Lesbian Angels
Lesbian angels wear rainbow wings 📸 Diricia De Wet

In a 2008 interview, Baker said that he already knew that he had made something special. “A flag translates into everything, from tacky souvenirs to the names of organizations and the way that flags function. I knew instantly when I saw the reaction that it was going to be something. I didn’t know what or how or — but I knew.”

And it’s become something huge. Go to any pride parade across the world and rainbow flags will be everywhere. And not only flags, there’ll be rainbow glitter, rainbow clothes, rainbow hair, rainbow everything, and LGBT+ people the world over come together to celebrate themselves and protest against their oppressors, united under the banner of the rainbow flag.

Rainbow flags have always been a symbol of revolution and rebellion, from the first recorded use of one in the Rebellion of Túpac Amaru II, when the Peruvian rebel led indigenous peasants against the colonial Spanish rule, to the anti-nuclear Peace movement in Italy in the sixties. Of course, these flags all differed slightly from one another, but today the rainbow flag is only ever associated with one thing.

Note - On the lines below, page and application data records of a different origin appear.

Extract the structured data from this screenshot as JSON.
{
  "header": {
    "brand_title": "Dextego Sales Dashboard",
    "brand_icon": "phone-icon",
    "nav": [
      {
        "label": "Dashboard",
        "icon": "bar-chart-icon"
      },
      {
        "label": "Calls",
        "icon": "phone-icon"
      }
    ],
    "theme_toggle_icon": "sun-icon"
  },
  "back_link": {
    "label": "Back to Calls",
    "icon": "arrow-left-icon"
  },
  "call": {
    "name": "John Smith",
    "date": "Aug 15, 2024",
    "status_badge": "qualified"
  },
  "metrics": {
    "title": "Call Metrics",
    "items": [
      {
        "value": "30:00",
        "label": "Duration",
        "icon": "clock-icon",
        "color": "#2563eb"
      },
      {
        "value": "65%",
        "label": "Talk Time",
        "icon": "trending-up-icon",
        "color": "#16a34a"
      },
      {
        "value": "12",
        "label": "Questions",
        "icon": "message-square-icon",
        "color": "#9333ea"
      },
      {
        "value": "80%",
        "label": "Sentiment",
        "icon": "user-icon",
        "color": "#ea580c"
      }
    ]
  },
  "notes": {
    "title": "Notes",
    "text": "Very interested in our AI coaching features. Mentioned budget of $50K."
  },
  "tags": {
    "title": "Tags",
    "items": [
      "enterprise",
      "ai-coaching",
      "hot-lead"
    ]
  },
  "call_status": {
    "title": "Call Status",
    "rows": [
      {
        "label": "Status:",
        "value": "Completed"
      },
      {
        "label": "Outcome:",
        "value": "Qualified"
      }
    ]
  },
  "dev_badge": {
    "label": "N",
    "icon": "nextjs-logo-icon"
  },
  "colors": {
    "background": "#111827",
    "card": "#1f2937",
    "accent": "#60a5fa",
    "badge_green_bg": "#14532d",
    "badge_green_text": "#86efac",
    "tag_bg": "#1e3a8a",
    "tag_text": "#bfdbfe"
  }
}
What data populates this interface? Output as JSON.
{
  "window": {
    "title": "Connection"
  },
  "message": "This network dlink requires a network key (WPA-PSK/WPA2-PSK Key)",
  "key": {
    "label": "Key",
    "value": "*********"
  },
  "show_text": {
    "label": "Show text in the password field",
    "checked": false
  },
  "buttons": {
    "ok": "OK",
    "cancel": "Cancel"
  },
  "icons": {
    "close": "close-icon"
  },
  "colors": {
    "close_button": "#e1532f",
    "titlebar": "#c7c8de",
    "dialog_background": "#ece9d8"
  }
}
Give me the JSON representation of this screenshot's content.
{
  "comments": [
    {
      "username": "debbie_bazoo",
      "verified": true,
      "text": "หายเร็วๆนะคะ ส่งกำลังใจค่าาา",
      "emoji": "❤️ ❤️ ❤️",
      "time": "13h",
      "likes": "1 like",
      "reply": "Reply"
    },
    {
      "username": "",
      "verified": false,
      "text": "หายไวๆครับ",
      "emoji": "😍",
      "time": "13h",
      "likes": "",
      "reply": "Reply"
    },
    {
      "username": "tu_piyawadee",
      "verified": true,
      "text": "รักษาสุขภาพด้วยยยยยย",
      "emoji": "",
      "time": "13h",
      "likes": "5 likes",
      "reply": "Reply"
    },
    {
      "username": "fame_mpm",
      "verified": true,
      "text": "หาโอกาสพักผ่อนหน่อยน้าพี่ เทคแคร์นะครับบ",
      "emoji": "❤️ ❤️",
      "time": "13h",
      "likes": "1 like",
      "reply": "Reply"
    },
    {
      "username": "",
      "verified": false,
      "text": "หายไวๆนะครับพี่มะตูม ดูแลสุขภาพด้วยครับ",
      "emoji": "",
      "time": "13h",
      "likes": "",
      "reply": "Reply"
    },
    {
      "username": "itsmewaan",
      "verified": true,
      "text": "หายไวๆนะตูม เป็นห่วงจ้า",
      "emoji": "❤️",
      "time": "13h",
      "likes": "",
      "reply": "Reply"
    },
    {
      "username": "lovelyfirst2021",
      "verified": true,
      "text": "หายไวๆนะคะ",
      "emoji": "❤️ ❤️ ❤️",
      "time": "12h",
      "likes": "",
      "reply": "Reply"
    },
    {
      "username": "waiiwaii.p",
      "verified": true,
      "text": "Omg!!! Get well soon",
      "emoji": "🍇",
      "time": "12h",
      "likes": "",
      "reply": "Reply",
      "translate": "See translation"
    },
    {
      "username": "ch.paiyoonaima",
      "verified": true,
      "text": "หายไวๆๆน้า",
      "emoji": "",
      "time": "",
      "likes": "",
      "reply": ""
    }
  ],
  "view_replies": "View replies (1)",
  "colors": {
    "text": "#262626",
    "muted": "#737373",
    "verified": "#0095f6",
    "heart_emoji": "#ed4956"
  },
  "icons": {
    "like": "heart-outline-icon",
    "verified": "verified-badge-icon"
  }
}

As it’s the 40th anniversary of the first “gay” rainbow flag this week, we’ll be publishing loads of content about identity, sexual orientation and rainbows. Earlier today we looked into homophobia in football, but later in the week we’ll find out why lesbians take longer to find out they’re gay and look at the origins of gay slang.

Keep up to date with all this week’s content on our social:


25th June 2018